Energy storage through batteries “could get a lot cheaper. That could make the goal much more attainable and much more cost-effective,” he added. Wind and solar energy already are close in price to natural gas, he said. “If you could actually store the power cost-effectively, then you could make it work much more effectively.” If you’re thinking of moving to California anyway, doing so now before this energy shift so you can really benefit from the advantages once this goal has been achieved might be a wise choice, looking into real estate companies based in California such as Bright Homes Tracy CA to find your next dream home that could potentially have 100% renewable energy in years to come.
Others warned major expenses would ensue. Large-scale solar and wind projects often go in deserts or other open areas, requiring added infrastructure to move the power to cities, said Evan Birenbaum, who led the environmental strategies program at Los Angeles-area utility Southern California Edison Co. before leaving in 2014. He now heads Chai Energy, which focuses on reducing household energy consumption.
“You would need to build new transmission lines to support the incoming [renewable] power,” Birenbaum said. “Old power lines might not be able to support it.”
Utility substations also likely would need upgrades, he said, adding, “You’re talking about many billions of dollars that have to be invested in that new renewable energy future. It’s the ratepayer who will have to pay for that.”
Borenstein said that calculating how much it will cost nearly 30 years from now is “nearly impossible to answer. … Imagine going back 30 years,” when the internet-connected cellphones used now didn’t exist.
“It’s very hard to predict technology 30 years in advance,” he added.
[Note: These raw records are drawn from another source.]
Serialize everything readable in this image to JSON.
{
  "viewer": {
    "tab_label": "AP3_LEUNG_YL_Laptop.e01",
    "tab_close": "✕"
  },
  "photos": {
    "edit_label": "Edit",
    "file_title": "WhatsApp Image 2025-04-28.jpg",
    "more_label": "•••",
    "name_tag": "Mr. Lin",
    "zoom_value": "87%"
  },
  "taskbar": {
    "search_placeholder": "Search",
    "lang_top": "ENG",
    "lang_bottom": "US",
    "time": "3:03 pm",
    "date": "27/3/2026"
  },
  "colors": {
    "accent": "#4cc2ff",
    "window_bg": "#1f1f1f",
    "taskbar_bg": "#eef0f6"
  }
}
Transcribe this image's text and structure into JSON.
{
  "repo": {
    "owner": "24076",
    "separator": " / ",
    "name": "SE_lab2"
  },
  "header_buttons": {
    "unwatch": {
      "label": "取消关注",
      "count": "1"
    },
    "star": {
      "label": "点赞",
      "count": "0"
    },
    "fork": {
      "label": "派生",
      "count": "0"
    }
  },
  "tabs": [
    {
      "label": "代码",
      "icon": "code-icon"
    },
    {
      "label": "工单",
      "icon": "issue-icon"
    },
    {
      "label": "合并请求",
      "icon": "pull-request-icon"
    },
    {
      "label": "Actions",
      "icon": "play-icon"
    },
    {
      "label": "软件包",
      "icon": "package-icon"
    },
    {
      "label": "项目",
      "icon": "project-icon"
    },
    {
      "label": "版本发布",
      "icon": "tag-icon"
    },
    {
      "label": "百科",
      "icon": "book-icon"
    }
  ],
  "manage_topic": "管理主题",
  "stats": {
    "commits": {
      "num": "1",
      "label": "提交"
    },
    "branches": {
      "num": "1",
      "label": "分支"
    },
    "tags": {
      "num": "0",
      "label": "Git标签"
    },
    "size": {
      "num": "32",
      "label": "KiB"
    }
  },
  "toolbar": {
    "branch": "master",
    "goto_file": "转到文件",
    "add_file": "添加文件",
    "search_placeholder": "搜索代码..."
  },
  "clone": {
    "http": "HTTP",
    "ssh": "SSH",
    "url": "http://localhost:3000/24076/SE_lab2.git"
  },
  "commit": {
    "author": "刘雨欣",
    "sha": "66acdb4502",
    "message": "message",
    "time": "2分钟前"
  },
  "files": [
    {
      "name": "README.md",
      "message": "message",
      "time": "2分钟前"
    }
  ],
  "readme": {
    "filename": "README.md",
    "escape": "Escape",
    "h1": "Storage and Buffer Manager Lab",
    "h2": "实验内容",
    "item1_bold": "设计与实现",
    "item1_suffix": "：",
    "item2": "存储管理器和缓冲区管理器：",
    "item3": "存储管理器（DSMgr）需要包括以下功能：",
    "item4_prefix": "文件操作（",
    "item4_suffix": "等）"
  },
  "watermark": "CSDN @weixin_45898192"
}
FFT: Although goals and estimates for 100% renewable energy may not be accurate to the year, the challenge gives us perspective as we progress towards the goal. Who knows, maybe we’ll even beat it.
( Visit the full article at the Scientific America )